National Operatic & Dramatic Association
  • Facebook
  • Twitter

Dirty Rotten Scoundrels


20th November 2017


Brentwood Operatic Society


The Brentwood Theatre

Type of Production



Louise Byrne

Musical Director

Max Harris


Louise Byrne


Author: Tessa Davies

Because this theatre is small and intimate it presents a challenge for scenery, but Brentwood Operatic have a lot of experience in dressing this stage and the standing set was well designed with clever additions for the individual scenes.  It does prove that you do not need complicated scenery to make a production successful.

Telling the story of con men being themselves conned, the story is fast paced and Director Louise Byrne had the cast working hard throughout the show.

The show has a very strong cast, Martin Harris (Lawrence Jameson) brought a strong sense of class to the character, exactly as required and Allister Smith was an absolute delight as Freddie Benson. They had an excellent rapport and the contrast between the two characters was very well played.   Kate Henderson played Christine Colgate beautifully, it’s a shame that I already knew the denoument, having seen the show before, but her performance was spot on, giving nothing away until the last minute.

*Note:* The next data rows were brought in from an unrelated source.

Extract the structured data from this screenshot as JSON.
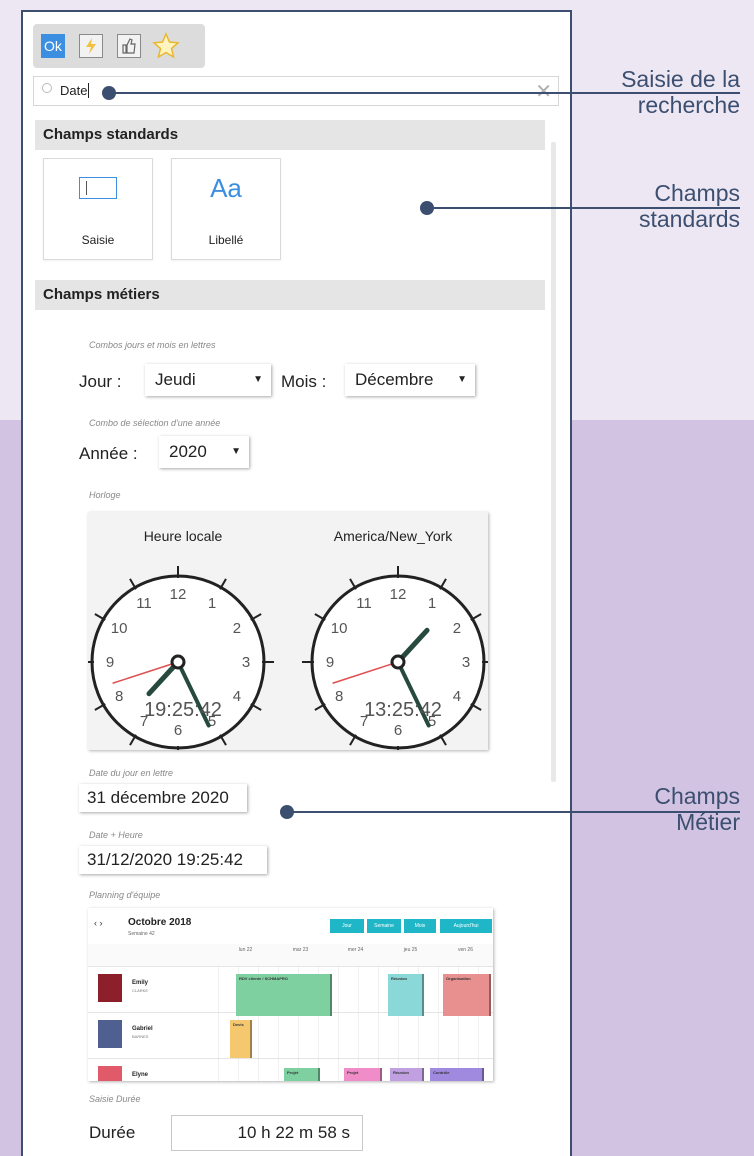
{
  "search": {
    "value": "Date"
  },
  "sections": {
    "standard": "Champs standards",
    "business": "Champs métiers"
  },
  "standard_fields": [
    {
      "label": "Saisie",
      "icon": "input-field-icon"
    },
    {
      "label": "Libellé",
      "icon_text": "Aa"
    }
  ],
  "day_month_combo": {
    "caption": "Combos jours et mois en lettres",
    "day_label": "Jour :",
    "day_value": "Jeudi",
    "month_label": "Mois :",
    "month_value": "Décembre"
  },
  "year_combo": {
    "caption": "Combo de sélection d'une année",
    "label": "Année :",
    "value": "2020"
  },
  "clock": {
    "caption": "Horloge",
    "left": {
      "title": "Heure locale",
      "time": "19:25:42"
    },
    "right": {
      "title": "America/New_York",
      "time": "13:25:42"
    },
    "numbers": [
      "12",
      "1",
      "2",
      "3",
      "4",
      "5",
      "6",
      "7",
      "8",
      "9",
      "10",
      "11"
    ]
  },
  "date_letters": {
    "caption": "Date du jour en lettre",
    "value": "31 décembre 2020"
  },
  "date_time": {
    "caption": "Date + Heure",
    "value": "31/12/2020 19:25:42"
  },
  "planning": {
    "caption": "Planning d'équipe",
    "nav": "‹  ›",
    "month": "Octobre 2018",
    "week": "Semaine 42",
    "tabs": [
      "Jour",
      "Semaine",
      "Mois",
      "Aujourd'hui"
    ],
    "days": [
      "lun 22",
      "mar 23",
      "mer 24",
      "jeu 25",
      "ven 26"
    ],
    "people": [
      {
        "name": "Emily",
        "sub": "CLARKE",
        "avatar_color": "#8c1f2a"
      },
      {
        "name": "Gabriel",
        "sub": "BARNES",
        "avatar_color": "#4f5f8f"
      },
      {
        "name": "Elyne",
        "sub": "",
        "avatar_color": "#e05a6a"
      }
    ],
    "events": [
      {
        "label": "RDV cliente / SCHMAPRO",
        "color": "#7fd0a0",
        "row": 0
      },
      {
        "label": "Réunion",
        "color": "#8ad8d8",
        "row": 0
      },
      {
        "label": "Organisation",
        "color": "#e89090",
        "row": 0
      },
      {
        "label": "Devis",
        "color": "#f5c870",
        "row": 1
      },
      {
        "label": "Projet",
        "color": "#7fd0a0",
        "row": 2
      },
      {
        "label": "Projet",
        "color": "#f08cc8",
        "row": 2
      },
      {
        "label": "Réunion",
        "color": "#c0a0e0",
        "row": 2
      },
      {
        "label": "Contrôle",
        "color": "#a08ae0",
        "row": 2
      }
    ]
  },
  "duration": {
    "caption": "Saisie Durée",
    "label": "Durée",
    "value": "10 h 22 m 58 s"
  },
  "callouts": {
    "search": [
      "Saisie de la",
      "recherche"
    ],
    "standard": [
      "Champs",
      "standards"
    ],
    "business": [
      "Champs",
      "Métier"
    ]
  },
  "colors": {
    "accent": "#3c4f70",
    "ok": "#3c8fe0",
    "planning_tab": "#1fb7c7"
  }
}
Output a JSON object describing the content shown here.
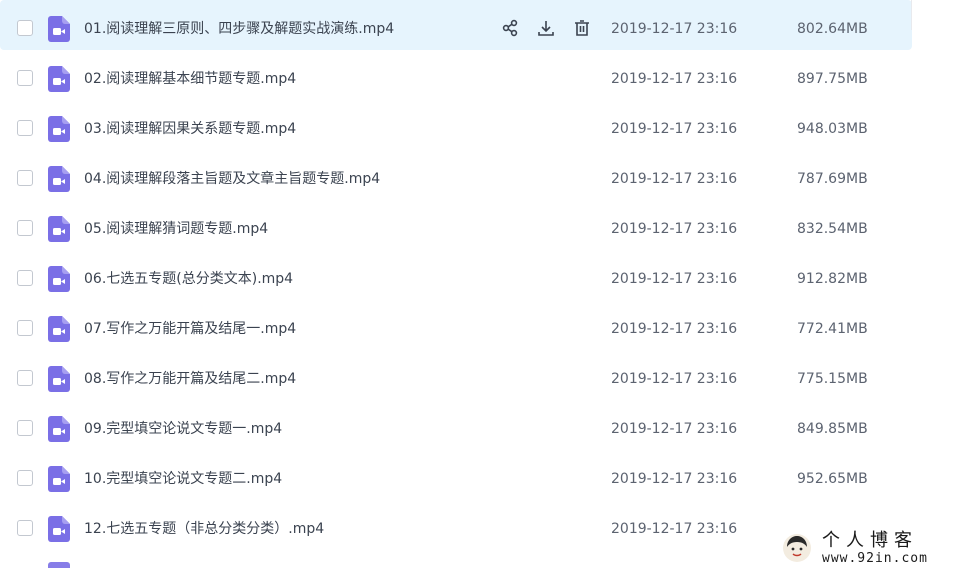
{
  "colors": {
    "hover_bg": "#e6f4fd",
    "video_icon": "#7a6fe6",
    "text": "#3b4350",
    "meta": "#5c6370"
  },
  "icons": {
    "file": "video-file-icon",
    "share": "share-icon",
    "download": "download-icon",
    "delete": "trash-icon"
  },
  "files": [
    {
      "name": "01.阅读理解三原则、四步骤及解题实战演练.mp4",
      "date": "2019-12-17 23:16",
      "size": "802.64MB"
    },
    {
      "name": "02.阅读理解基本细节题专题.mp4",
      "date": "2019-12-17 23:16",
      "size": "897.75MB"
    },
    {
      "name": "03.阅读理解因果关系题专题.mp4",
      "date": "2019-12-17 23:16",
      "size": "948.03MB"
    },
    {
      "name": "04.阅读理解段落主旨题及文章主旨题专题.mp4",
      "date": "2019-12-17 23:16",
      "size": "787.69MB"
    },
    {
      "name": "05.阅读理解猜词题专题.mp4",
      "date": "2019-12-17 23:16",
      "size": "832.54MB"
    },
    {
      "name": "06.七选五专题(总分类文本).mp4",
      "date": "2019-12-17 23:16",
      "size": "912.82MB"
    },
    {
      "name": "07.写作之万能开篇及结尾一.mp4",
      "date": "2019-12-17 23:16",
      "size": "772.41MB"
    },
    {
      "name": "08.写作之万能开篇及结尾二.mp4",
      "date": "2019-12-17 23:16",
      "size": "775.15MB"
    },
    {
      "name": "09.完型填空论说文专题一.mp4",
      "date": "2019-12-17 23:16",
      "size": "849.85MB"
    },
    {
      "name": "10.完型填空论说文专题二.mp4",
      "date": "2019-12-17 23:16",
      "size": "952.65MB"
    },
    {
      "name": "12.七选五专题（非总分类分类）.mp4",
      "date": "2019-12-17 23:16",
      "size": ""
    }
  ],
  "watermark": {
    "title": "个人博客",
    "url": "www.92in.com"
  }
}
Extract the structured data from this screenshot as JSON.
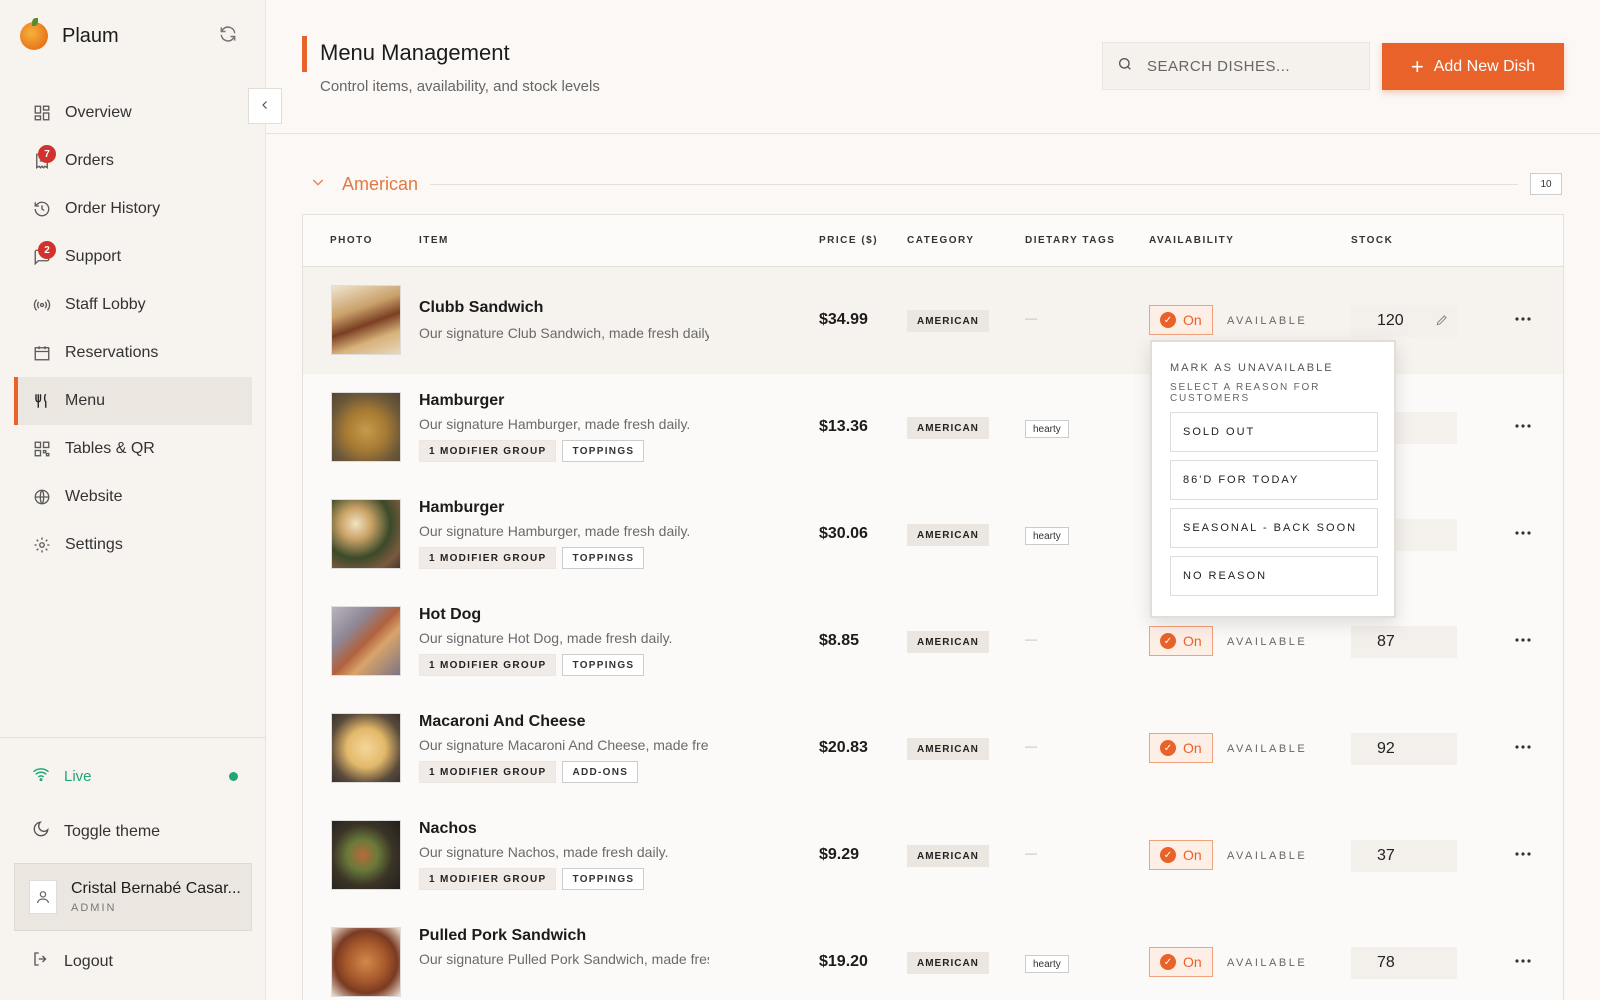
{
  "brand": {
    "name": "Plaum"
  },
  "nav": [
    {
      "label": "Overview",
      "icon": "grid-icon"
    },
    {
      "label": "Orders",
      "icon": "receipt-icon",
      "badge": "7"
    },
    {
      "label": "Order History",
      "icon": "history-icon"
    },
    {
      "label": "Support",
      "icon": "chat-icon",
      "badge": "2"
    },
    {
      "label": "Staff Lobby",
      "icon": "broadcast-icon"
    },
    {
      "label": "Reservations",
      "icon": "calendar-icon"
    },
    {
      "label": "Menu",
      "icon": "utensils-icon",
      "active": true
    },
    {
      "label": "Tables & QR",
      "icon": "qr-icon"
    },
    {
      "label": "Website",
      "icon": "globe-icon"
    },
    {
      "label": "Settings",
      "icon": "gear-icon"
    }
  ],
  "status": {
    "live_label": "Live",
    "live_color": "#1ea77a"
  },
  "theme": {
    "label": "Toggle theme"
  },
  "user": {
    "name": "Cristal Bernabé Casar...",
    "role": "ADMIN"
  },
  "logout": {
    "label": "Logout"
  },
  "header": {
    "title": "Menu Management",
    "subtitle": "Control items, availability, and stock levels",
    "search_placeholder": "SEARCH DISHES...",
    "add_button": "Add New Dish",
    "accent": "#e8622a"
  },
  "section": {
    "name": "American",
    "count": "10"
  },
  "columns": {
    "photo": "PHOTO",
    "item": "ITEM",
    "price": "PRICE ($)",
    "category": "CATEGORY",
    "dietary": "DIETARY TAGS",
    "availability": "AVAILABILITY",
    "stock": "STOCK"
  },
  "rows": [
    {
      "name": "Clubb Sandwich",
      "desc": "Our signature Club Sandwich, made fresh daily.",
      "price": "$34.99",
      "category": "AMERICAN",
      "dietary": "—",
      "toggle": "On",
      "availability": "AVAILABLE",
      "stock": "120",
      "modifiers": null,
      "addon": null
    },
    {
      "name": "Hamburger",
      "desc": "Our signature Hamburger, made fresh daily.",
      "price": "$13.36",
      "category": "AMERICAN",
      "dietary": "hearty",
      "modifiers": "1 MODIFIER GROUP",
      "addon": "TOPPINGS"
    },
    {
      "name": "Hamburger",
      "desc": "Our signature Hamburger, made fresh daily.",
      "price": "$30.06",
      "category": "AMERICAN",
      "dietary": "hearty",
      "modifiers": "1 MODIFIER GROUP",
      "addon": "TOPPINGS"
    },
    {
      "name": "Hot Dog",
      "desc": "Our signature Hot Dog, made fresh daily.",
      "price": "$8.85",
      "category": "AMERICAN",
      "dietary": "—",
      "toggle": "On",
      "availability": "AVAILABLE",
      "stock": "87",
      "modifiers": "1 MODIFIER GROUP",
      "addon": "TOPPINGS"
    },
    {
      "name": "Macaroni And Cheese",
      "desc": "Our signature Macaroni And Cheese, made fresh",
      "price": "$20.83",
      "category": "AMERICAN",
      "dietary": "—",
      "toggle": "On",
      "availability": "AVAILABLE",
      "stock": "92",
      "modifiers": "1 MODIFIER GROUP",
      "addon": "ADD-ONS"
    },
    {
      "name": "Nachos",
      "desc": "Our signature Nachos, made fresh daily.",
      "price": "$9.29",
      "category": "AMERICAN",
      "dietary": "—",
      "toggle": "On",
      "availability": "AVAILABLE",
      "stock": "37",
      "modifiers": "1 MODIFIER GROUP",
      "addon": "TOPPINGS"
    },
    {
      "name": "Pulled Pork Sandwich",
      "desc": "Our signature Pulled Pork Sandwich, made fresh d",
      "price": "$19.20",
      "category": "AMERICAN",
      "dietary": "hearty",
      "toggle": "On",
      "availability": "AVAILABLE",
      "stock": "78",
      "modifiers": null,
      "addon": null
    }
  ],
  "dropdown": {
    "title": "MARK AS UNAVAILABLE",
    "subtitle": "SELECT A REASON FOR CUSTOMERS",
    "options": [
      "SOLD OUT",
      "86'D FOR TODAY",
      "SEASONAL - BACK SOON",
      "NO REASON"
    ]
  }
}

Ian Southgate was outstanding as Andre Thibault and Lisa Harris was equally brilliant as Muriel Eubanks.   I loved their duet and all the byplay during the second half of the show.   Katy Evans played Jolene Oakes well, although I felt that her song was not really in her comfort zone, she did it well with great characterisation throughout.   Sarah Woehrle completed the Principal line-up as Renee.

The ensemble was excellent throughout, not only performing well with some great characters, but also moving the scenery unobtrusively and with speed to maintain the pace of the show.  The vocals were delivered well and the dances executed beautifully.  I did feel that some of the choreography didn’t quite fit with the ‘feel’ of the show but it was all well done.

Costumes were good although the period of the play was not defined very strongly.  I felt it was, probably set in the 1960’s (the date if the first production of this story) but that was just my personal impression.  It didn’t feel like a modern-day story.

My thanks to the Front of House Team and Chairman Maggie Keel, for looking after us so well, it makes such a difference when a representative from the society spends some time with us in the interval, it gives me a chance to ask some questions and learn a bit more about the production.

Overall the show was excellent and deserved the almost full houses it was getting, Brentwood Operatic are building a strong reputation for good productions and this was another one the add to their growing reputation.